◆ **Your assignment**: The answer must consist of every line below that holds the word "bound".

◆ **Exercise input**:
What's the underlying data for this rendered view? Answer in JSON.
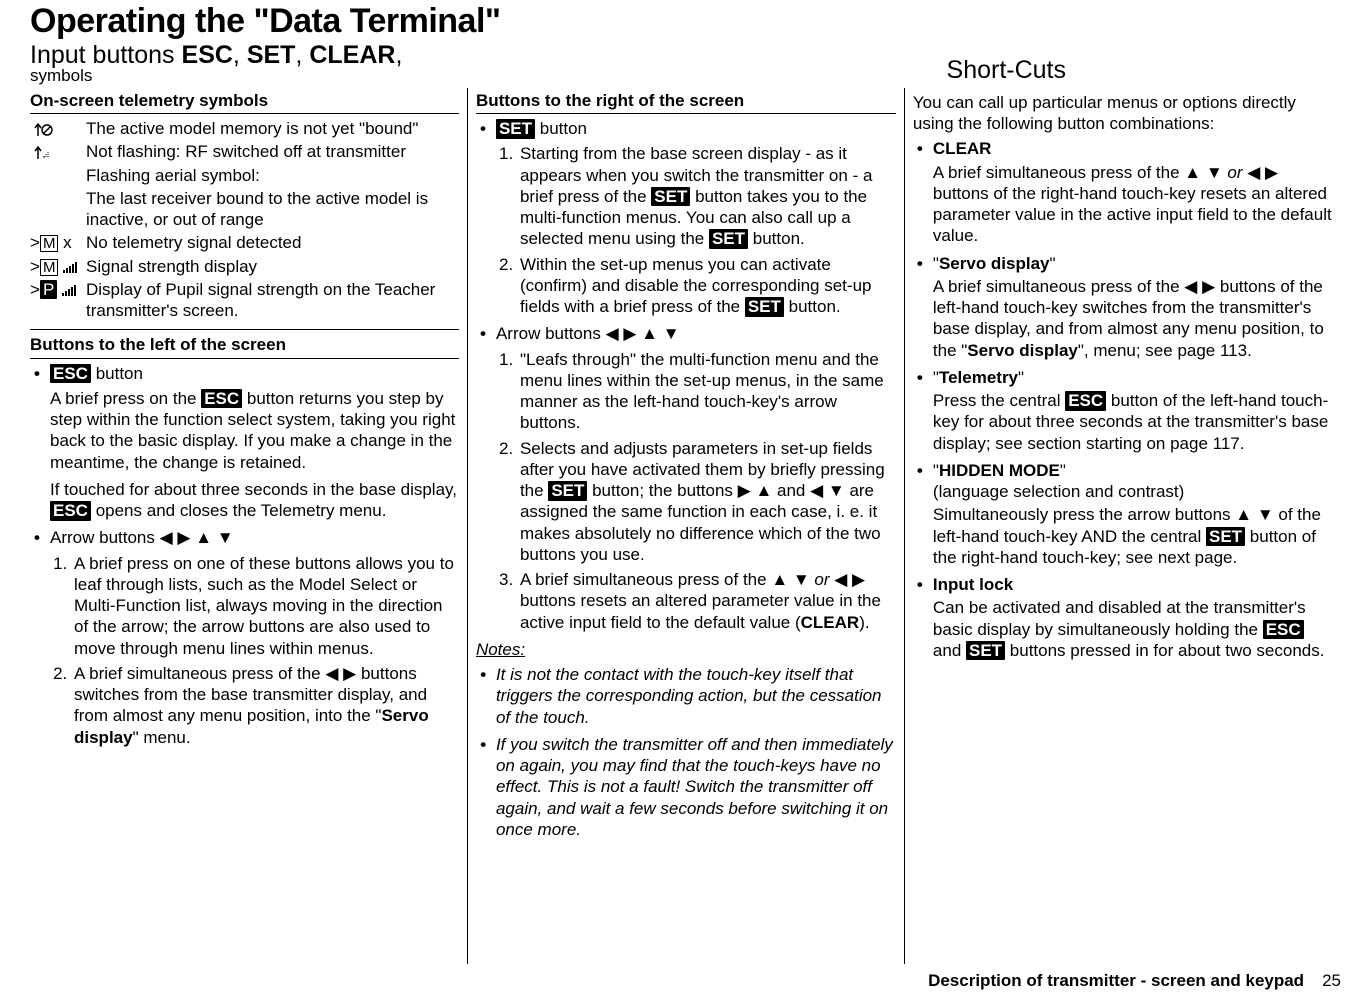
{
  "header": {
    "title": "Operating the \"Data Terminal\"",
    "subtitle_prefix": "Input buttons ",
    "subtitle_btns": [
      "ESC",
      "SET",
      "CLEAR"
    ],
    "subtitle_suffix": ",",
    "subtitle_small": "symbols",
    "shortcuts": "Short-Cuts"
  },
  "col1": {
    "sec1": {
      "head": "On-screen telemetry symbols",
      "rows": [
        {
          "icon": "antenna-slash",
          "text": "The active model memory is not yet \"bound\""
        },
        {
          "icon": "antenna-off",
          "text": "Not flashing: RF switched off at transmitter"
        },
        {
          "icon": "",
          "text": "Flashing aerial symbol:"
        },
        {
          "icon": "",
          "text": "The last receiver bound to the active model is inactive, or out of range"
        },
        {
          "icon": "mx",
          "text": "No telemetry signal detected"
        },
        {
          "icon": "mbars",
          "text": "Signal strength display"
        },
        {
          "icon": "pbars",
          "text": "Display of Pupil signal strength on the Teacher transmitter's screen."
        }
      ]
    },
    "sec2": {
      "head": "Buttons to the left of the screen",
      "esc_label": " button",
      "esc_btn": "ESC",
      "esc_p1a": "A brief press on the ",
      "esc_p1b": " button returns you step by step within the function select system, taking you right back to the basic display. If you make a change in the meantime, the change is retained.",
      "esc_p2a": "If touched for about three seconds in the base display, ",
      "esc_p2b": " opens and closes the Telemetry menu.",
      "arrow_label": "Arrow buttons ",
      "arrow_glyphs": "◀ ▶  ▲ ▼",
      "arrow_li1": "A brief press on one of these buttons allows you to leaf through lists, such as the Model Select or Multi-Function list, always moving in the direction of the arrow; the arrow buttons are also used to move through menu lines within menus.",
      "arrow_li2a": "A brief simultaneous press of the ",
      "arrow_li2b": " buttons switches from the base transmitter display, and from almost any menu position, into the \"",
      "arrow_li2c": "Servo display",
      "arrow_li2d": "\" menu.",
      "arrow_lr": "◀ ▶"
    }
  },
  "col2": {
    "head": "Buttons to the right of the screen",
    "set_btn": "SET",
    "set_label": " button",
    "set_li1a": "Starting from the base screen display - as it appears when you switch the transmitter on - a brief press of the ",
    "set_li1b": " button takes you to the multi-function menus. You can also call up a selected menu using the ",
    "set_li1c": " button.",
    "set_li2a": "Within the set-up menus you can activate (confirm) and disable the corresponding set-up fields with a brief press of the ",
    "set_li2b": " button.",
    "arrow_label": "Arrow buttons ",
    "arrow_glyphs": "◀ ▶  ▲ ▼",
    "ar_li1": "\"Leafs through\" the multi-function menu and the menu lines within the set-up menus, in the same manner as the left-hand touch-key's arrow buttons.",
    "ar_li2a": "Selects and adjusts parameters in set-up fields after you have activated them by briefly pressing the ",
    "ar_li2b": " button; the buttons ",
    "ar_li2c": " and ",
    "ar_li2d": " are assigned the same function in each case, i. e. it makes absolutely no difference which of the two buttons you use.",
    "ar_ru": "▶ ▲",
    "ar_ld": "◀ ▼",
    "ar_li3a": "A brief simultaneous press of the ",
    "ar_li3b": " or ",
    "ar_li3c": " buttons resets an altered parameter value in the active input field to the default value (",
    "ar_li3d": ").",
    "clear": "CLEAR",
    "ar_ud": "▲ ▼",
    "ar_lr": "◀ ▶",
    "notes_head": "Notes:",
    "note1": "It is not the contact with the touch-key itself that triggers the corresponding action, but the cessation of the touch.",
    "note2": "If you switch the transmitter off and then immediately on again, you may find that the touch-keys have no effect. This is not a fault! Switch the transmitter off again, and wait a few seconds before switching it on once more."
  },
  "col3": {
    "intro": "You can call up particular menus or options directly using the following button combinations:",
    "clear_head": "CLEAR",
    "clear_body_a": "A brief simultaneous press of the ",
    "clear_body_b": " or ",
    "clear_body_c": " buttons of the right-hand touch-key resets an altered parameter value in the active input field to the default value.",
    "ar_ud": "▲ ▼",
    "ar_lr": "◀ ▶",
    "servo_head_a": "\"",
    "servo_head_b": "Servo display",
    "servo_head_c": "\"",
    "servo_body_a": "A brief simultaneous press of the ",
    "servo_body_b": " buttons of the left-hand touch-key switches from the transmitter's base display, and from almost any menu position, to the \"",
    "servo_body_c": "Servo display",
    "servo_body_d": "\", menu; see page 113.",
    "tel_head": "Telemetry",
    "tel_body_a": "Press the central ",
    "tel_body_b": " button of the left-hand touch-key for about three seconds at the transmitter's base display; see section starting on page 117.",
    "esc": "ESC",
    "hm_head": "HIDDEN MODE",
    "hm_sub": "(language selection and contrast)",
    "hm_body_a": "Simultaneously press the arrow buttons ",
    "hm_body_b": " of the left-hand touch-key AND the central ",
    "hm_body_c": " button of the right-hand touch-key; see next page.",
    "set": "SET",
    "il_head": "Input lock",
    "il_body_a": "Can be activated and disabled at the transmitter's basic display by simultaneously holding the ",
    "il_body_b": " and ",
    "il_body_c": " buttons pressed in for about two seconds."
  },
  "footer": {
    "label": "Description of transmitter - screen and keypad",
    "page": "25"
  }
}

◆ **Answer for this exercise**:
          "text": "The active model memory is not yet \"bound\""
          "text": "The last receiver bound to the active model is inactive, or out of range"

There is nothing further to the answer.